Aim of the exercise - In the lines below, count those containing the word "from" and give the number alone.

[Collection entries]
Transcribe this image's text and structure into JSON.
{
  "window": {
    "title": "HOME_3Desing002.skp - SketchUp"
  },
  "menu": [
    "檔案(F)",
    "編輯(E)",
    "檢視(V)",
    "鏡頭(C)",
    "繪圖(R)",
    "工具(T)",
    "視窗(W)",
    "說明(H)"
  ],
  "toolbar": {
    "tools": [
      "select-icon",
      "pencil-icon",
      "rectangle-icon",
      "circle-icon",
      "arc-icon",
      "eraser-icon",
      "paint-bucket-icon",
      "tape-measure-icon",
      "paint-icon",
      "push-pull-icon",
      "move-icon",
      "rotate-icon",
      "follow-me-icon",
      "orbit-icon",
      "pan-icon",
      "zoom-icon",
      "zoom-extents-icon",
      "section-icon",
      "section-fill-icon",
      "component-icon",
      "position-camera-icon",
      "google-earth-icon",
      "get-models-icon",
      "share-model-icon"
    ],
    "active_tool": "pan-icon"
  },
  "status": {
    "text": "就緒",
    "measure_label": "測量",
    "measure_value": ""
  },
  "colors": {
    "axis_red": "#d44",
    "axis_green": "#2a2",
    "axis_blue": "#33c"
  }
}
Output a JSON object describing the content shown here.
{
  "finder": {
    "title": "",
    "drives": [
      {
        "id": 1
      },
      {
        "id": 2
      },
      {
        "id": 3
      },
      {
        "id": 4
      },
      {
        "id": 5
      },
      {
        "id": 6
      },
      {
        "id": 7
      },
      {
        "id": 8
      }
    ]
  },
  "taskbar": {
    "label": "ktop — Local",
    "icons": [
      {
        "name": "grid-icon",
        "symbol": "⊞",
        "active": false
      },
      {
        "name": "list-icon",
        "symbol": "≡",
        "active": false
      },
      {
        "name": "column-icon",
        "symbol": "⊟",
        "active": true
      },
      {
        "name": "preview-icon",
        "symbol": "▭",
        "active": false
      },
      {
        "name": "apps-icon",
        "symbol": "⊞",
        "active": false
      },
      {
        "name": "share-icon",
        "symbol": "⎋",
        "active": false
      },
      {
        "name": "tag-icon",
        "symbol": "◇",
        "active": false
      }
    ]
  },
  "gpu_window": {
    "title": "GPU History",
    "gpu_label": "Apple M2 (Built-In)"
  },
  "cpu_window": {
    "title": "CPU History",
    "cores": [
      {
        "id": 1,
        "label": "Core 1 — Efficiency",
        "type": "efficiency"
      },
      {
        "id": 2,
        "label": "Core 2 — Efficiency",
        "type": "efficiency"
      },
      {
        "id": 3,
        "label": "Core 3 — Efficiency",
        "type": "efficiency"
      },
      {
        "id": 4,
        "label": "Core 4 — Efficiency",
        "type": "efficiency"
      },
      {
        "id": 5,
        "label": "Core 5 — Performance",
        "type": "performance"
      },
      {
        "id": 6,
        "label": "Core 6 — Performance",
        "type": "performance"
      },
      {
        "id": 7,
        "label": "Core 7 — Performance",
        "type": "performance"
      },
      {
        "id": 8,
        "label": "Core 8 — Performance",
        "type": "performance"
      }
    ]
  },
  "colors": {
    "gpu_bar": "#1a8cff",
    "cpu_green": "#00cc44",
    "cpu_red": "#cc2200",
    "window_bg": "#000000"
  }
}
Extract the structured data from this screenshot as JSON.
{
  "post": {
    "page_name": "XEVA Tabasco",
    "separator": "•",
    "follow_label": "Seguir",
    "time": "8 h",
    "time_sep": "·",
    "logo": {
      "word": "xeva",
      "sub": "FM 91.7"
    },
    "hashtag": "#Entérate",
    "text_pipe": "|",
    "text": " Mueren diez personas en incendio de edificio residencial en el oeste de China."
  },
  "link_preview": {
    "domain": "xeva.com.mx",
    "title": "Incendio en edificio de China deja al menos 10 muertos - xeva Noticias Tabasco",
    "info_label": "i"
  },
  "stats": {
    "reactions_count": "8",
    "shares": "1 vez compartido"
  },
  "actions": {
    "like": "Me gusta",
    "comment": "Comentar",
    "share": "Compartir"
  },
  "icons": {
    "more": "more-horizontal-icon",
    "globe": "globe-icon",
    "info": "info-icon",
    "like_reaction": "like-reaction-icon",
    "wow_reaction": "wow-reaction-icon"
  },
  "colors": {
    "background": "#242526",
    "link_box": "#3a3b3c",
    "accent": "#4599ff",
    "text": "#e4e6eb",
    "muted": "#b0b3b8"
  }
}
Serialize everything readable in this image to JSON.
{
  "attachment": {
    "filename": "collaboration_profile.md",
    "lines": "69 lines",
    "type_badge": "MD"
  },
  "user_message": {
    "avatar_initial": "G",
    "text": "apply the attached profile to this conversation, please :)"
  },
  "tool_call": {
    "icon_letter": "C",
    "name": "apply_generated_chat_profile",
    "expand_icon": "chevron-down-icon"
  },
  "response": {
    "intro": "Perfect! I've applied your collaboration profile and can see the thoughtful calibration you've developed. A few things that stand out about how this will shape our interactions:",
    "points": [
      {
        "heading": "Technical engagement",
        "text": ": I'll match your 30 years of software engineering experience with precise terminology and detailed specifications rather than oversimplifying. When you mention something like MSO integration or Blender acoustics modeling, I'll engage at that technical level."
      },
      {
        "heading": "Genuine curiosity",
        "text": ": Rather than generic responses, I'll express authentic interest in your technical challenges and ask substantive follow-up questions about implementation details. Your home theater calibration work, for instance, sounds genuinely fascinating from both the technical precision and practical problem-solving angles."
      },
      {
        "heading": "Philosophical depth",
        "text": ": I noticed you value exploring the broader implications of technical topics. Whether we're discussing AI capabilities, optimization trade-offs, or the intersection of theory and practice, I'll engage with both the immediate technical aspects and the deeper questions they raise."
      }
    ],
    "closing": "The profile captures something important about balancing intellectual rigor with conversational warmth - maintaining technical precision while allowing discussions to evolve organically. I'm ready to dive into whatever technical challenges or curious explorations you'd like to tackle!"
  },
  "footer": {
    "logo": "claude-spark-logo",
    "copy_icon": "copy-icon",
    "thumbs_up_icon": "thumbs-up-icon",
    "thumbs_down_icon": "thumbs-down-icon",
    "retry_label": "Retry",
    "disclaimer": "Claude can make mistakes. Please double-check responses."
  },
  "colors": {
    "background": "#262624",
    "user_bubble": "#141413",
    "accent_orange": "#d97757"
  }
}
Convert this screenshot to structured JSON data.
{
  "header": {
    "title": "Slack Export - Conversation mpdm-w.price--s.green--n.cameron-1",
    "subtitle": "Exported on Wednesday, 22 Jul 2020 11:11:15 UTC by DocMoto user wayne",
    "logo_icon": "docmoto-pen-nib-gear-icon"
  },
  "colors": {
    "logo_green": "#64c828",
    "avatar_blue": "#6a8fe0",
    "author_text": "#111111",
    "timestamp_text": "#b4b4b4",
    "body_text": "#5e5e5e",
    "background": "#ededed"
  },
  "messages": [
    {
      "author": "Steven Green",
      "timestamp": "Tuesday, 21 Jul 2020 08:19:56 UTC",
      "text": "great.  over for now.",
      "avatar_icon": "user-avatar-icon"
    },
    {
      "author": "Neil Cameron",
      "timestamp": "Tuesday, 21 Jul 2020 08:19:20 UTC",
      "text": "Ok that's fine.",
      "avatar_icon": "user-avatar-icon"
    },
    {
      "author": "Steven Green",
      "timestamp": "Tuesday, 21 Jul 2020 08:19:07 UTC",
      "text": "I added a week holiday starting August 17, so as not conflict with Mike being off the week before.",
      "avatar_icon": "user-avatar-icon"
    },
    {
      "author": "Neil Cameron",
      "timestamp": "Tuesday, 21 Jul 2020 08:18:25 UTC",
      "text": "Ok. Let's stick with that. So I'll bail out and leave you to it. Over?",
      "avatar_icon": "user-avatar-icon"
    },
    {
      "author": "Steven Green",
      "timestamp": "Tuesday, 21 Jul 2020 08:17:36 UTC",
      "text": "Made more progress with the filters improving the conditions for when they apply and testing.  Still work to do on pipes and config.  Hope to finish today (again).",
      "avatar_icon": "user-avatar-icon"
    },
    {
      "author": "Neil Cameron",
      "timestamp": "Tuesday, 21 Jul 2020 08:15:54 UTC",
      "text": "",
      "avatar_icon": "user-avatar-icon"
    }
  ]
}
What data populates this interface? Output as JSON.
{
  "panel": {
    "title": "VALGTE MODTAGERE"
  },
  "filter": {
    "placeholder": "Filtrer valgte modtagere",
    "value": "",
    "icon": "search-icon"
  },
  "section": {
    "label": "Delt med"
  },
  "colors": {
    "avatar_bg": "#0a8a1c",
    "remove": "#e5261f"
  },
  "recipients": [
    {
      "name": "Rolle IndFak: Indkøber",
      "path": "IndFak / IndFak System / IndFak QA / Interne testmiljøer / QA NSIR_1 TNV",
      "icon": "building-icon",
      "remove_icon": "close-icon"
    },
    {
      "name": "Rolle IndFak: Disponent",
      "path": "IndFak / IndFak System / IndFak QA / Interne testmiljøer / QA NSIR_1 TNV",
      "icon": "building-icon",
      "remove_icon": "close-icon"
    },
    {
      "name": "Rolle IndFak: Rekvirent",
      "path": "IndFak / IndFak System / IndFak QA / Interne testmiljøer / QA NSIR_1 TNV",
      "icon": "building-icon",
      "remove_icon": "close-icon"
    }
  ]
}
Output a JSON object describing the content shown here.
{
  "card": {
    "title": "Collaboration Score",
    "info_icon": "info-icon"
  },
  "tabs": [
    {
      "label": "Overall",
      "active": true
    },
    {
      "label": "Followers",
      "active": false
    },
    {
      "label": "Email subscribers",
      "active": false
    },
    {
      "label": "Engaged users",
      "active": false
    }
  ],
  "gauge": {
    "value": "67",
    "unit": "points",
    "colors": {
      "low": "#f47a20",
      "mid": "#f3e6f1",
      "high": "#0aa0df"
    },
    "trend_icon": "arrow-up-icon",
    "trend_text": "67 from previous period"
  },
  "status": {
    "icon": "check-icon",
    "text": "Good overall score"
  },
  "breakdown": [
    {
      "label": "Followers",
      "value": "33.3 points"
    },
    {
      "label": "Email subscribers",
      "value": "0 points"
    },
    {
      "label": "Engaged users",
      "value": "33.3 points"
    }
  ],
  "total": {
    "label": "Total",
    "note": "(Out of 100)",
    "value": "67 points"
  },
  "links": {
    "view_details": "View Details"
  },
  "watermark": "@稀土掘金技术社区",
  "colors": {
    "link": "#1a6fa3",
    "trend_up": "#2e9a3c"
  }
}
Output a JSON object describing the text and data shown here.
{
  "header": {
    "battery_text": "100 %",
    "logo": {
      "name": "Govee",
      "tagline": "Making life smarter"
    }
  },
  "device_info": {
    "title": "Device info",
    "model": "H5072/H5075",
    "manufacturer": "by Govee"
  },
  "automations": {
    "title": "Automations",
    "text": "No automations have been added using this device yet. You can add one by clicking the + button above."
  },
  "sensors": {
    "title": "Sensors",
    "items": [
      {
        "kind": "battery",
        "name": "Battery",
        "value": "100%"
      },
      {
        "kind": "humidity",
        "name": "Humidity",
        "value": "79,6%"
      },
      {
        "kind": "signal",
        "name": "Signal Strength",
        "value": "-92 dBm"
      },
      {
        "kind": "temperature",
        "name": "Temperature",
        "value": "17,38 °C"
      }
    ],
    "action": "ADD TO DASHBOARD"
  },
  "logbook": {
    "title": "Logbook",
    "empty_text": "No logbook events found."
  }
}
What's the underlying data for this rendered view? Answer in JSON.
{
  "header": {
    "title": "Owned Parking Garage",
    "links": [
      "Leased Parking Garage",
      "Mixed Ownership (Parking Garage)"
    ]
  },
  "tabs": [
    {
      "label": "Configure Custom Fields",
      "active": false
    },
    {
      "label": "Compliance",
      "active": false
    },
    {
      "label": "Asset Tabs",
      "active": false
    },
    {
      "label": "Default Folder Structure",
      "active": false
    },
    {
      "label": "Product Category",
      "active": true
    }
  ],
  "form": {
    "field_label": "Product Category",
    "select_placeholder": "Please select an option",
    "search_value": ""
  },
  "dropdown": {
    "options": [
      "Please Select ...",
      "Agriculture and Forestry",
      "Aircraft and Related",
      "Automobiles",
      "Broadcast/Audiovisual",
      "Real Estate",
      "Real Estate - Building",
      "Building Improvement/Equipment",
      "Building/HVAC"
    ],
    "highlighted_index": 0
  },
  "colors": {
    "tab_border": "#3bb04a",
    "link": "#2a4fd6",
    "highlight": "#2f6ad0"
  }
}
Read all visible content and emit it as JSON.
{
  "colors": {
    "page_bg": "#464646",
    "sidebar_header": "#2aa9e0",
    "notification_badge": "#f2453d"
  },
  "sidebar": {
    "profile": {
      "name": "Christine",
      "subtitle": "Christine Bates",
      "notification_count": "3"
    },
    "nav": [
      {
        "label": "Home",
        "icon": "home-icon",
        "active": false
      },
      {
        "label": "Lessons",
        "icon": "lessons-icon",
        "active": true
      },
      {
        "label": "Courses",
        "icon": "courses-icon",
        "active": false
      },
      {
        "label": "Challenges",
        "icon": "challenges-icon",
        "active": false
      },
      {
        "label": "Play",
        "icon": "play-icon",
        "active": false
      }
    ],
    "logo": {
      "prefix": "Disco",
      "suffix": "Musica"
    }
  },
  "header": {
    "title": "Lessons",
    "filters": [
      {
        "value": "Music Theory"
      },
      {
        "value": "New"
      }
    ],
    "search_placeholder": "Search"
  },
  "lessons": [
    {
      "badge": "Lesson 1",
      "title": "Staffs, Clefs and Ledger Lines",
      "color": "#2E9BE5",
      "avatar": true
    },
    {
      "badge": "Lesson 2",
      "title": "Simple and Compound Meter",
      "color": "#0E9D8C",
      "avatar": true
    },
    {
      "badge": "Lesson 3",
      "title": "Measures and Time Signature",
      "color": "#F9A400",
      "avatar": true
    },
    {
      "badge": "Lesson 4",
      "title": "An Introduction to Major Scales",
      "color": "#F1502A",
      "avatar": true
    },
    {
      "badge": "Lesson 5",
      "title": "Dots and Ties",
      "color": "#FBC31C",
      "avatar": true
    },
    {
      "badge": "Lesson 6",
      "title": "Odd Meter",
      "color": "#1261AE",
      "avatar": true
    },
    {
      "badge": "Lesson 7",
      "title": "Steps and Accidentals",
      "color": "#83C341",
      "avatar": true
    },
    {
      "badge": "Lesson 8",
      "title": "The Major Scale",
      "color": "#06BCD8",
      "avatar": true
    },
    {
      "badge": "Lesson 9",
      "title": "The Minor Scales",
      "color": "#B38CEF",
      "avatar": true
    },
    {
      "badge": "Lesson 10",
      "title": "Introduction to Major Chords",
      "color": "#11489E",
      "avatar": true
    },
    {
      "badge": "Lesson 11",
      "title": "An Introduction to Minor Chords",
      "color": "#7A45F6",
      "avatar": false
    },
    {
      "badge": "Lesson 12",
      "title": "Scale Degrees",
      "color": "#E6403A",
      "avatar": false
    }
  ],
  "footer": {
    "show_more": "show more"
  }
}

Task response - 3